## DATA FOR REVIEW
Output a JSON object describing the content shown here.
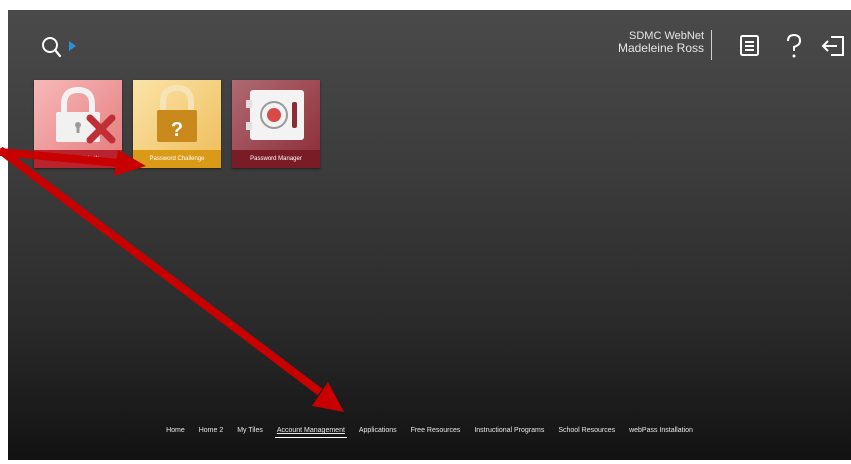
{
  "header": {
    "app_name": "SDMC WebNet",
    "user_name": "Madeleine Ross",
    "icons": [
      "search-icon",
      "list-icon",
      "help-icon",
      "sign-out-icon"
    ]
  },
  "tiles": [
    {
      "label": "Account Unlock",
      "icon": "lock-x-icon",
      "color": "#b8232d"
    },
    {
      "label": "Password Challenge",
      "icon": "lock-question-icon",
      "color": "#d99a17"
    },
    {
      "label": "Password Manager",
      "icon": "safe-icon",
      "color": "#7a1c25"
    }
  ],
  "nav": {
    "items": [
      "Home",
      "Home 2",
      "My Tiles",
      "Account Management",
      "Applications",
      "Free Resources",
      "Instructional Programs",
      "School Resources",
      "webPass Installation"
    ],
    "active": "Account Management"
  },
  "colors": {
    "accent_blue": "#2e8fd9",
    "annotation_arrow": "#c80000"
  }
}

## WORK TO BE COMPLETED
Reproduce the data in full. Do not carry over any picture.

## SOLVED PROBLEM
Output a JSON object describing the content shown here.
{
  "header": {
    "app_name": "SDMC WebNet",
    "user_name": "Madeleine Ross",
    "icons": [
      "search-icon",
      "list-icon",
      "help-icon",
      "sign-out-icon"
    ]
  },
  "tiles": [
    {
      "label": "Account Unlock",
      "icon": "lock-x-icon",
      "color": "#b8232d"
    },
    {
      "label": "Password Challenge",
      "icon": "lock-question-icon",
      "color": "#d99a17"
    },
    {
      "label": "Password Manager",
      "icon": "safe-icon",
      "color": "#7a1c25"
    }
  ],
  "nav": {
    "items": [
      "Home",
      "Home 2",
      "My Tiles",
      "Account Management",
      "Applications",
      "Free Resources",
      "Instructional Programs",
      "School Resources",
      "webPass Installation"
    ],
    "active": "Account Management"
  },
  "colors": {
    "accent_blue": "#2e8fd9",
    "annotation_arrow": "#c80000"
  }
}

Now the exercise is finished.